When the New York City Department of Transportation unveiled a redesign of Chinatown’s Chatham Square last December, it seemed like an idea that all of Chinatown could agree on. But in addition to realigning a tangle of seven streets, ten crosswalks and a dozen traffic lights, and adding a large plaza, the plan also called for the closure of Park Row, a two-lane arterial that abuts New York Police Department Headquarters and connects Chinatown with the rest of Lower Manhattan. The NYPD, which first closed the street after September 11, 2001, insists that Police Headquarters represents an ideal target for would-be terrorists, making an reopened Park Row a security risk. Now, with construction on new street alignments and a new, permanent set of barricades set to begin this summer, many Chinatown residents say the NYPD is moving ahead with the project over their continued objections.
In the days and weeks following September 11, the NYPD placed Lower Manhattan on lock down, and few neighborhoods were impacted more severely than Chinatown. For a week after the attack only residents, forced to enter through police checkpoints, were allowed into the area. Subways— Chinatown is served by no fewer than nine subway lines— were closed and electricity was spotty for months.

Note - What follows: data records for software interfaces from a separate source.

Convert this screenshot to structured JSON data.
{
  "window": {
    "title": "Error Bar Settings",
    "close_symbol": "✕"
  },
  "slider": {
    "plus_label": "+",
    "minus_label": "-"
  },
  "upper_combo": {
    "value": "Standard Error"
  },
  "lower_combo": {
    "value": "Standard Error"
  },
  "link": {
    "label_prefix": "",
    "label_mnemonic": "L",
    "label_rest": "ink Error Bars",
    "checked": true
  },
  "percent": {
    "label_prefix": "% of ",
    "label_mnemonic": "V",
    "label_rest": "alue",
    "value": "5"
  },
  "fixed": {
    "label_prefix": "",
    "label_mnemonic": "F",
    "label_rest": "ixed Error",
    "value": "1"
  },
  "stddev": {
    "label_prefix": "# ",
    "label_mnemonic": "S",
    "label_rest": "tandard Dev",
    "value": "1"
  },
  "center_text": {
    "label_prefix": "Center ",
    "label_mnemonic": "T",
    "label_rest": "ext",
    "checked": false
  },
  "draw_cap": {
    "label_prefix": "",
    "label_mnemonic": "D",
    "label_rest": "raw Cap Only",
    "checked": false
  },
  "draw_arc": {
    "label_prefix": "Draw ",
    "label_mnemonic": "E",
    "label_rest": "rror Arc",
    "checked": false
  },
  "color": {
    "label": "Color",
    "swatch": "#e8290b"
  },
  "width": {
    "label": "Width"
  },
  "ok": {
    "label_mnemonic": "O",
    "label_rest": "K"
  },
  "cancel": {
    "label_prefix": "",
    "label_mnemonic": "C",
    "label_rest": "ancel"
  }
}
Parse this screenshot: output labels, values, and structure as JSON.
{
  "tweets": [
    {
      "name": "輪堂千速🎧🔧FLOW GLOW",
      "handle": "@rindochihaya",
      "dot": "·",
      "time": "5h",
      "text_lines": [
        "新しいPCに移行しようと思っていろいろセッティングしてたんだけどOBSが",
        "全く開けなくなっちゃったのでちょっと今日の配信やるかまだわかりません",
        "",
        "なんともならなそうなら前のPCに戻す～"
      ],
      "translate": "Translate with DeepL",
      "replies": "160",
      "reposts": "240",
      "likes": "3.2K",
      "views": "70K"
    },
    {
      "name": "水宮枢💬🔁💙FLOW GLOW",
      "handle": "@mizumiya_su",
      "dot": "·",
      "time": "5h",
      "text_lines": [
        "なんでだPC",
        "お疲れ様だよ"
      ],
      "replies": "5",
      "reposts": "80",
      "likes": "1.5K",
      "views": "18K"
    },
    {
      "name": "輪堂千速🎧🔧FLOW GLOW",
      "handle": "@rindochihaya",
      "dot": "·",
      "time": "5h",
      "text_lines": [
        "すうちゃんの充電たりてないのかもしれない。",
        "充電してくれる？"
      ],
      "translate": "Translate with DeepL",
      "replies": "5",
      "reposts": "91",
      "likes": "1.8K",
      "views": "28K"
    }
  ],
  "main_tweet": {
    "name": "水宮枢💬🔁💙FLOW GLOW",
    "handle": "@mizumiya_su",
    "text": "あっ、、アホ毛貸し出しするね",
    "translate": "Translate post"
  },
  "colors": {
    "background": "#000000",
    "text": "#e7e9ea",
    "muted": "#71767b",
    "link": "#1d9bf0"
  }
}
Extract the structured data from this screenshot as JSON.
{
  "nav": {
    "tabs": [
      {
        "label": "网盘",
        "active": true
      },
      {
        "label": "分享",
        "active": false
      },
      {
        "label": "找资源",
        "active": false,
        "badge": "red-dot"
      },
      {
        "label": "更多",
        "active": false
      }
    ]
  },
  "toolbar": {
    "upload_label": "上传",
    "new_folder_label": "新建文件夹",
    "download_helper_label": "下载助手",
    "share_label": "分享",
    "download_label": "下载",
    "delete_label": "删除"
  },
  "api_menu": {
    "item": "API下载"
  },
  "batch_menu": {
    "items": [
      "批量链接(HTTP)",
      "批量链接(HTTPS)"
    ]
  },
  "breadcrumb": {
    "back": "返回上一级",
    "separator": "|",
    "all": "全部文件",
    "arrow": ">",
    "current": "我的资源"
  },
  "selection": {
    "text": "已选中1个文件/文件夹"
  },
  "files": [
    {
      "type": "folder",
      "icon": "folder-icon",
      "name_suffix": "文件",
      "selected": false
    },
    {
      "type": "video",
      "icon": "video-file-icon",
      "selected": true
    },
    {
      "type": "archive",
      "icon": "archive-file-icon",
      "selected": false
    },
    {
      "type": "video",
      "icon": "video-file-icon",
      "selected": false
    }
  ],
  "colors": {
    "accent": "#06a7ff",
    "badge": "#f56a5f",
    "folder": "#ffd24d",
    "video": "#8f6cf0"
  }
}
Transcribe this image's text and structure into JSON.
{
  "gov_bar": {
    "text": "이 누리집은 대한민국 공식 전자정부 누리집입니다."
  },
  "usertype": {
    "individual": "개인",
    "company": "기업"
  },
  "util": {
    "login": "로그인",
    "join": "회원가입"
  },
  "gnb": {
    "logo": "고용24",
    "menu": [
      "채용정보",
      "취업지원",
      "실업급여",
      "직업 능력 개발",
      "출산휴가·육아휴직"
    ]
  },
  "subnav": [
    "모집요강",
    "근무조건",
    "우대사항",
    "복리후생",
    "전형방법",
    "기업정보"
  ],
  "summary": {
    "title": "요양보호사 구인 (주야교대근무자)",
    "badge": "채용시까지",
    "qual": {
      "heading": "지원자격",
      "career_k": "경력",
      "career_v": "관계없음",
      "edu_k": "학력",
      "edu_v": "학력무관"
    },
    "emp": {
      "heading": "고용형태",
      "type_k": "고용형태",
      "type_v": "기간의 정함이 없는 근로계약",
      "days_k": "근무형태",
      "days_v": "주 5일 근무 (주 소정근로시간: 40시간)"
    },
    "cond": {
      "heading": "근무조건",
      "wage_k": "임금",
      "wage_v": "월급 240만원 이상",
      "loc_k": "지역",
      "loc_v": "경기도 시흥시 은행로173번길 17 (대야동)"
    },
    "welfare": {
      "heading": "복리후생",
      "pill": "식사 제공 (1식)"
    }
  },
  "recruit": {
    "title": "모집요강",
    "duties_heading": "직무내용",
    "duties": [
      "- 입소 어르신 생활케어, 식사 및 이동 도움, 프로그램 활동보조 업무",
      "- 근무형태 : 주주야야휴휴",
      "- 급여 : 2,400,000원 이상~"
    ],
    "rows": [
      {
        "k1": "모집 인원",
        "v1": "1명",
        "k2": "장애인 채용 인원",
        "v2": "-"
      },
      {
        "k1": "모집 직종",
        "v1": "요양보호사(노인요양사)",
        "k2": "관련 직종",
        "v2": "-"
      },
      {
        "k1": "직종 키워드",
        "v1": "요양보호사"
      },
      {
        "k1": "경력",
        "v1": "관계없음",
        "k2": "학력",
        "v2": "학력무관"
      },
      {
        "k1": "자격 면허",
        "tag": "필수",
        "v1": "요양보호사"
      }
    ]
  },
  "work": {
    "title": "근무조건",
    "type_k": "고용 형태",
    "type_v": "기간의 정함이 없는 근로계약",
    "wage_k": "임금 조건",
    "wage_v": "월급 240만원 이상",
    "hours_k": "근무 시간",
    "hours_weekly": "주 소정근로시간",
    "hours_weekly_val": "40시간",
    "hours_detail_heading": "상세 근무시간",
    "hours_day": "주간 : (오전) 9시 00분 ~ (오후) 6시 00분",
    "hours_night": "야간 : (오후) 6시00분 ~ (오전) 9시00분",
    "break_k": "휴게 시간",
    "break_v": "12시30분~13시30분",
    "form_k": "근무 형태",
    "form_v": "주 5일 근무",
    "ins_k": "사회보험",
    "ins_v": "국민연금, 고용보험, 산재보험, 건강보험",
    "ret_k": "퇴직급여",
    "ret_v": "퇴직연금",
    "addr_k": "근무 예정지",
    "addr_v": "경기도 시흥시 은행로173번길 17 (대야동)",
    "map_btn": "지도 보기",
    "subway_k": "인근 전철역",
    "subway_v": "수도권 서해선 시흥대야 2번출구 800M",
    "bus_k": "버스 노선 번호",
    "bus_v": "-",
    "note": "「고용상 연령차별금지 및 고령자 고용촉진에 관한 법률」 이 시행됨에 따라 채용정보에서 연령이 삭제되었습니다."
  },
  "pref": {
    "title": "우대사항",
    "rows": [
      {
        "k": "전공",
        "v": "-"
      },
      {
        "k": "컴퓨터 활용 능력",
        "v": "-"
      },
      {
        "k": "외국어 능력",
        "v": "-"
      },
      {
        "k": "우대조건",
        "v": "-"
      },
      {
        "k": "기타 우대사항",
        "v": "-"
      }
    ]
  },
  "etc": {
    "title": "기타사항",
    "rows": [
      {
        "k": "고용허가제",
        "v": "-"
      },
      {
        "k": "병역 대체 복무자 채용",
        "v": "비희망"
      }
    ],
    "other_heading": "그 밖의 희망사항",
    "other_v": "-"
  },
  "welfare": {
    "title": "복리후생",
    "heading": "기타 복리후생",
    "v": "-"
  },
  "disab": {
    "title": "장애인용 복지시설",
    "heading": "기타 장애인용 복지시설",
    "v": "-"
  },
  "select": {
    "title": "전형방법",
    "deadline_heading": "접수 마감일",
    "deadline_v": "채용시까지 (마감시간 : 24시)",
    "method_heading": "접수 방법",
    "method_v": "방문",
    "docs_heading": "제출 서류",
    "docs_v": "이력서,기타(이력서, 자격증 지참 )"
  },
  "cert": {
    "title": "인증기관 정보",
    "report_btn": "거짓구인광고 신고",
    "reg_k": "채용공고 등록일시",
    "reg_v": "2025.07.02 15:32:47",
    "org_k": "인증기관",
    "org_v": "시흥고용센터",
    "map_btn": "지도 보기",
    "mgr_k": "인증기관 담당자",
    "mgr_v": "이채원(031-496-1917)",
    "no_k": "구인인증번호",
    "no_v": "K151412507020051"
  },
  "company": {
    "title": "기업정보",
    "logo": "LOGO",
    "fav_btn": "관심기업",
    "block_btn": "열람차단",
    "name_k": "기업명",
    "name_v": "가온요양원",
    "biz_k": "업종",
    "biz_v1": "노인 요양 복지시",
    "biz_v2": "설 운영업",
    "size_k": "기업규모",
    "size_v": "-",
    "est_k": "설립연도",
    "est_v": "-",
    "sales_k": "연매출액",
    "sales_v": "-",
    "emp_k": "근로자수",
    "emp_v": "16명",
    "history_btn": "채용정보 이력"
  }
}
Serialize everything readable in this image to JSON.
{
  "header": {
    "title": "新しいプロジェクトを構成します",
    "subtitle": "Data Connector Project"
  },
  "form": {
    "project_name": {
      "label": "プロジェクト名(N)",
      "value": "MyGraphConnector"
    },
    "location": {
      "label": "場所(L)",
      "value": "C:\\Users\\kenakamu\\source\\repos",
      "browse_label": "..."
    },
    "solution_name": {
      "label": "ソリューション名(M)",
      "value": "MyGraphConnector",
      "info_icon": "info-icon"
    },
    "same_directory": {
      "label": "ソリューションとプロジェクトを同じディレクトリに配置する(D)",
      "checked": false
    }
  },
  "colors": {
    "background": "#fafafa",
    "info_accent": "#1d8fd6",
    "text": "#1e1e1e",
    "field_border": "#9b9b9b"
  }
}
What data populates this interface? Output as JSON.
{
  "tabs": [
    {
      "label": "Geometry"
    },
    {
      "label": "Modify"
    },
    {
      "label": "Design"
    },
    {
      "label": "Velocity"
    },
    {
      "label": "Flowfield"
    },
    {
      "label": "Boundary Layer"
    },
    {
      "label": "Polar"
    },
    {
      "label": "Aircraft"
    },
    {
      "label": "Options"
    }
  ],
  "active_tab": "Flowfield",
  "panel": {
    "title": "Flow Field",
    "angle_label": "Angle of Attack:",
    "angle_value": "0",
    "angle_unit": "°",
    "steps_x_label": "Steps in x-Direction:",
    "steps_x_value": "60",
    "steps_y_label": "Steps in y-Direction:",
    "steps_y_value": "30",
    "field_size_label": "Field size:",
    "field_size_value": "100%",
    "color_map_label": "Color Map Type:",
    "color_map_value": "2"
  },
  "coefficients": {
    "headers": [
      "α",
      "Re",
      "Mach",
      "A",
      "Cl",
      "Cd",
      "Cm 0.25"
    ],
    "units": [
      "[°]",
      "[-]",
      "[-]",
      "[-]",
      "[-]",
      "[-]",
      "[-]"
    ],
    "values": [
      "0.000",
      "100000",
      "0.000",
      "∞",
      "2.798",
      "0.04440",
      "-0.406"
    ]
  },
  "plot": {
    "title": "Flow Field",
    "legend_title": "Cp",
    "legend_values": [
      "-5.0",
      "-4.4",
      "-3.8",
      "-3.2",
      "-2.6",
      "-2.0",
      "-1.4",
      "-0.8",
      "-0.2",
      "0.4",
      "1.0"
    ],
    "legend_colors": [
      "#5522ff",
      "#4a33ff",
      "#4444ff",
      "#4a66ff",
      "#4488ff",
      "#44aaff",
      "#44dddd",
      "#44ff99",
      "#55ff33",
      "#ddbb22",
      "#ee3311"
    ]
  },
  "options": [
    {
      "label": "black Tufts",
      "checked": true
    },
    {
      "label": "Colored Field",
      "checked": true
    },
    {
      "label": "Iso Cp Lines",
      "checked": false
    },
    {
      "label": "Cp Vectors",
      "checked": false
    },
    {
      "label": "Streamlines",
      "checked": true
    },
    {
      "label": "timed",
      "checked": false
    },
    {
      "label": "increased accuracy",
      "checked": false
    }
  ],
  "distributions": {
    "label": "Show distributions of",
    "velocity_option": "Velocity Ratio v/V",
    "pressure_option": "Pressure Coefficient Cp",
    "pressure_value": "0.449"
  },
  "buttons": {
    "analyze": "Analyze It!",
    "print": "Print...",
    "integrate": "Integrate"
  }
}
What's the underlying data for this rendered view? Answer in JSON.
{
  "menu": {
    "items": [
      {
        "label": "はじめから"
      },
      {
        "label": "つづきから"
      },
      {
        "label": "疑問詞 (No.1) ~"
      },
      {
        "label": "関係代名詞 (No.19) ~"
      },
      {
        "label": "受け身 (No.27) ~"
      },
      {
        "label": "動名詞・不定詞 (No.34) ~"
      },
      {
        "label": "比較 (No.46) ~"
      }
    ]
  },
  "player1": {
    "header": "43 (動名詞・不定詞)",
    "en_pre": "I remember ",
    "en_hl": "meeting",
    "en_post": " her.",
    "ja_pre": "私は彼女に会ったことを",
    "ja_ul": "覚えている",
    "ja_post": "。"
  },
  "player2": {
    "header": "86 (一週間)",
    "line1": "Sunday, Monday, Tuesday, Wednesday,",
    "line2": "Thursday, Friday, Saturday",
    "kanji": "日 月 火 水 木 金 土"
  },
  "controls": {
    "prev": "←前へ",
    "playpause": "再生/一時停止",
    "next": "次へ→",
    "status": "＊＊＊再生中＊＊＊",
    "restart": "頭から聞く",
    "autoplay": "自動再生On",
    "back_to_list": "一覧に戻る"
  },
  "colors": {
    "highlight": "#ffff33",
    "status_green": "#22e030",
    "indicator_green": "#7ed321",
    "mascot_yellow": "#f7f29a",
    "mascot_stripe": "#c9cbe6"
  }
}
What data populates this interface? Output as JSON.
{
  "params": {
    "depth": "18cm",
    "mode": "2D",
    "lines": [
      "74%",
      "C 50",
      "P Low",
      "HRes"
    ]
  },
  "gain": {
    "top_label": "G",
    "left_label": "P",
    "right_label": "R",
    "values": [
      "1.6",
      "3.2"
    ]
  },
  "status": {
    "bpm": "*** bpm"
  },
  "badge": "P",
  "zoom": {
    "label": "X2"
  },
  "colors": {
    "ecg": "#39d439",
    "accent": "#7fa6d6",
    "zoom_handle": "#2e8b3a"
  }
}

The attacks and their aftermath devastated Chinatown’s economy. According to a survey by the Asian American Federation of New York, in the first two weeks after September 11, three quarters of Chinatown’s workforce became unemployed. A year later, 65 of the neighborhood’s 246 garment factories had closed (before September 11, Chinatown was still very much a working neighborhood—there were almost as many garment factories as there were restaurants). Eventually, Chinatown’s power, phone and subway services were restored and some access restrictions were relaxed— all but the closure of Park Row.
Chinatown residents have been lobbying for the restoration of Park Row for almost six years. In 2004, a group of residents sued the city, asking the NYPD to reconsider the impact of the closure on the community. In 2006, the NYPD released a court-mandated environmental impact statement on the closure of Park Row, declaring that “these security features are considered necessary to protect terrorist targets and will remain in place as long as a potential terrorist threat exists.” Police efforts to “protect terrorist targets” from “potential terrorist threats” have reshaped New York in the last eight years in ways as subtle as new sidewalk bollards and as invasive as personal searches on the subway, but Park Row would be the largest permanent street closure in the name of security, and after years of fighting, Chinatown residents are frustrated with the police department’s unwillingness to compromise their plan.
Chatham Square divides Chinatown in half: the blocks along East Broadway are home to mostly recent immigrants from China’s Fujian province, while Mott Street is home to an older, largely Cantonese-speaking population. Many of Chinatown’s Cantonese speakers immigrated to the US from Taiwan and Hong Kong in the 1950s and 60s and they control most of Chinatown’s wealth and political power. The Fujianese on the other hand only began coming to the US in the late 1970s, often illegally— in cargo holds of ships or sealed inside modular containers. Both Fujianese and Cantonese immigrants have fueled Chinatown’s explosive growth over the last sixty years—in 1950 the neighborhood’s population was just under 15,000, but by the early 1990s it was more than 200,000—but along Mott and East Broadway, animosity between the groups lurks just below the surface. It’s not uncommon to hear even the most respectable Cantonese businessmen privately say that the Fujianese are just peasants and petty criminals, while many Fujianese keep to East Broadway, refusing to mix with the
But the planned Chatham Square redesign, and particularly the permanent closure of Park Row, has galvanized the both sides of the Chinese community. The city recently announced it would go ahead with the redesign regardless of neighborhood opposition. At a public hearing last December, before a packed and angry auditorium of Fujianese and Cantonese residents, Fujianese businessman and community leader Steven Wong commandeered the microphone, yelling over the cheering crowd, “They tell you it’s a public hearing? They forgot this is America!”
Wong, who came to New York 37 years ago in one of the first waves of Fujianese immigration, thinks that the tensions between old and new Chinatown, while still present, are starting to fade, especially as the city continues to marginalize the neighborhood. “Cantonese speakers have planted the seed in the soil, but they should thank the new generation for putting water in the soil to make the tree bigger,” he says, “but any tourist who comes down can’t tell the difference between Cantonese, Toisanese, Fujianese, so why does the difference matter to us?” If the police department and city planners continue to steamroll the neighborhood as they have on the Chatham Square project, the old animosities may disappear even faster.